As the task force of Arkansas lawmakers contemplates how to overhaul the state's tax code, one senator is already jockeying to protect a local exemption. State Sen. Jimmy Hickey represents a district encompassing Texarkana, and some of his constituents have a special deal: They are exempt from the state's income tax.
Senator Hickey argues that repealing the Texarkana exemption would cause residents to move to the income-tax-free Texas side. But that ignores the bigger picture. His commentary doesn't account for the burden from other local taxes, nor does it justify keeping the exemption in place. Instead, it's a symptom of much larger problems with Arkansas' tax system, which is littered with special provisions that create an imbalance in how Arkansans are taxed.
Under Act 28 of 1977, Texarkana residents were given an option to exempt themselves from the state's individual income tax, now topping at 6.9 percent. The residents, obviously, chose this path, and in exchange they pay an additional 1 percentage point in state sales tax. This trade saves taxpayers in the city a great deal, but costs the rest of the state millions. In 2016, the lack of an income tax in Texarkana cost the state $16.6 million in net revenue.
That means all other Arkansans pay more in taxes.
A closer look at the data also calls into question whether the tax break provides much of a benefit. Eliminating the exemption doesn't immediately spell tax flight from Texarkana. While Texas has no individual income tax, Texans face an effective property tax rate that is 2½ times higher than Arkansans. For the median taxpayer, that amounts to an extra $1,149 in annual real estate taxes, according to the Census Bureau. Instead of eliminating the tax disparity between Texas and Arkansas, the exemption simply shifts the disparity to the city limits.
Those concerned about what might happen to Texarkana without the exemption can take a look at another border city in Arkansas with a similar divide. The metro area of Memphis also straddles our state's border, with West Memphis falling in Arkansas and Memphis falling in Tennessee.
Like Texas, Tennessee does not have a personal income tax. West Memphis residents, however, do not receive an income-tax exemption like their Texarkana counterparts.
Following Senator Hickey's reasoning, West Memphis should be depopulated from tax-avoidance migration. Yet, West Memphis is still home to more than 25,000 residents, just a few thousand less than Texarkana. And there are at least six other metropolitan areas in the United States with some portions in no-income-tax states. None get income-tax exemptions, and none are completely depopulated.
One possible explanation is that there is a large difference in effective property-tax rates between Memphis and West Memphis. The effective rate in West Memphis was just 0.59 percent, compared to an effective rate of 1.60 percent in Memphis. Residents of West Memphis could be attracted to the lower property-tax rates, among other benefits of Arkansas.

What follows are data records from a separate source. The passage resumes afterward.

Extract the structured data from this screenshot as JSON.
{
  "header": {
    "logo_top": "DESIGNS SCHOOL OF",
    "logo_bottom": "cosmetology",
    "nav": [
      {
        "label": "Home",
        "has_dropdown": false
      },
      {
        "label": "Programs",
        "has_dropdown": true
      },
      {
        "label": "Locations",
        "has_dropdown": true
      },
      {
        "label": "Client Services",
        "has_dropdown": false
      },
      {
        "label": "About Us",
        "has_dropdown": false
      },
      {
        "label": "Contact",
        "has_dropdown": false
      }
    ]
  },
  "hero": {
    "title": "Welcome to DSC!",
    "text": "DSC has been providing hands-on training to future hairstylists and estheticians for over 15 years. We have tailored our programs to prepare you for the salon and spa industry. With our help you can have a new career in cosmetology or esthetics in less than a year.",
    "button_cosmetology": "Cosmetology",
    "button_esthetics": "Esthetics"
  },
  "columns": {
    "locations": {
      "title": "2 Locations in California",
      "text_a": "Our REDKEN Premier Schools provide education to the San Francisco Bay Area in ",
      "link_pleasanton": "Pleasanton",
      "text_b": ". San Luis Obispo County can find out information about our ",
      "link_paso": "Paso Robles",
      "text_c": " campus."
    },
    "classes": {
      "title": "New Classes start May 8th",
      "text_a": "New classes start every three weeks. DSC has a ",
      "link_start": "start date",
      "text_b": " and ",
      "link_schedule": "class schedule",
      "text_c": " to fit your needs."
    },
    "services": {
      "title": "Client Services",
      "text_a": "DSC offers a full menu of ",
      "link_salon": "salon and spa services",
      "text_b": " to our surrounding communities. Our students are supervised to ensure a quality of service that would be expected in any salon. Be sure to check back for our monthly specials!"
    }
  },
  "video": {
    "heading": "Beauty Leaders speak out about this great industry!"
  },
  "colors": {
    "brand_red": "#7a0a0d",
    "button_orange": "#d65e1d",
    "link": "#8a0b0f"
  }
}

The rate difference in Texarkana is even larger. In 2015, Texans paid 1.77 percent in effective property taxes compared to the 0.67 percent paid in effective property taxes by Arkansans in Texarkana. To ignore this, along with numerous other considerations, misses the nuances in why individuals choose to live where they do.
Now, Senator Hickey has a point: Total taxes are higher in Arkansas than Texas. The Tax Foundation's "State-Local Tax Burden" report finds that Arkansans have the 17th highest tax burden in the country, while Texans have the 46th highest. But even given that, the income-tax exemption still isn't good policy. Ideally, the state would seek to provide tax relief for all residents, not just those in Texarkana. Exemptions like this make real, comprehensive tax reform more difficult.
The Arkansas tax code needs reform. The state's last comprehensive tax reform came in 1971. An almost 50-year-old tax code does not serve the state well and harms its competitiveness.
As we wrote in our book last year, Arkansas: The Road Map to Tax Reform, the Texarkana exemption is an explicit acknowledgment of the state's inferior tax code. Trying to fix the issues within just the city limits of Texarkana does nothing to improve the tax climate for the almost 3 million Arkansans who don't live in Texarkana. The legislature should focus on improving the tax code for all Arkansans, not just the few in one border city.
At a time when legislators are considering eliminating exemptions in the state's tax code, the Texarkana exemption should be at the top of the list. Taking exemptions off the list before the process even begins is a sure way to kill good tax reform. Pursuing broad and equal reforms makes for better policy than keeping an inefficient exemption in place.
Nicole Kaeding is an economist at the Center for State Tax Policy at the Tax Foundation. Jeremy Horpedahl is a professor at the University of Central Arkansas and a scholar at the Arkansas Center for Research in Economics. They are the lead authors of Arkansas: The Road Map to Tax Reform.
Editorial on 07/22/2017